Freaky Angels

In one of his early poems entitled “Contagion” James Tate wrote: So this is the dark street/where only an angel lives/I never saw anything like it. I read that poem when I was twenty and saw the “dark street” as Emerson—saw the angel as Emerson’s strange angel which is also D.H. Lawrence’s strange angel, the wings are too much like ours; the wings are possibly sinister. In any case, we never saw anything like it and yet we always knew they were there—the wings, the humanoid specter, and our expectation they are a completion, one answer to the betrayals of phenomenology. Such a view is not Romantic, though plenty have said so. Its tougher. It took Freud and Jung to show us what the figurines mean: they’re neither enemy or friend, but fact. How you will live, in what manner you will live, depends on what you can challenge yourself to admit about the angels. The ones I’m talking about are freakish angels and not the sanitized “idea” of the angel that Wallace Stevens preferred. Stevens’ angels are like those paper wrapped seats in the washroom—sanitized for your protection—and so they are not angels at all. Here is what the angels felt like to Lawrence:

 

 

The Song of a Man Who has Come Through

 

 

Not I, not I, but the wind that blows through me!

A fine wind is blowing the new direction of Time.

If only I let it bear me, carry me, if only it carry me!

If only I am sensitive, subtle, oh, delicate, a winged gift!

If only, most lovely of all, I yield myself and am borrowed

By the fine, fine wind that takes its course though the chaos of the world

Like a fine, and exquisite chisel, a wedge-blade inserted;

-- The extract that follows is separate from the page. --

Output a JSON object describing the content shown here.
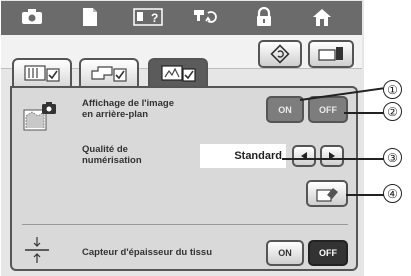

If only I am keen and hard like the sheer tip of a wedge

Driven by invisible split, we shall come at the wonder, we shall find the Hesperides.

 

Oh, for the wonder that bubbles into my soul,

I would be a good fountain, a good well-head,

Would blur no whisper, spoil no expression.

 

What is the knocking?

What is the knocking at the door in the night?

It’s somebody wants to do us harm.

 

No, no, it is the three strange angels.

Admit them, admit them.

 

 

Notice Lawrence’s angel is both the man or woman who feels wind blowing inside the body and then the angel is, when more fully realized, like a fine chisel, a wedge that rents chaos—a dangerous tool to be sure. Lawrence’s angel is a wire that pierces. Oh its imagination alright. Its your dream. Its your fear about the future. Its your regret about the past. Its your dead father tuning a piano in the underworld. As Robert Bly would say: Its the distance between the head and the feet as we lie down. The freaky angel is us and not us unless we reckon with time. Its our ambition. Our completion. Its the hard work of consciousness which must admit what’s under the boat. (Ahab) or cry because space has pierced us with a sharp tip (Emerson’s cosmological Boston Commons). I like the word “freaky” better than strange. Freaky can’t be domesticated though we build churches or sideshows and put angels on pedestals so the frightened gazers can gaze and then go home saying, “well, I saw it—good thing it is not me.” 

 

But of course the “freaky angel” turns up. It knocks if you’re lucky. Lawrence was lucky. His angels passed right through his carapace of fear, the lobster back of the psyche, and then he was stronger, undoubtedly weirder, perhaps thinner, maybe with the taste of honey and excrement in his mouth, happy to the point of rending his garments, and sharp, very sharp.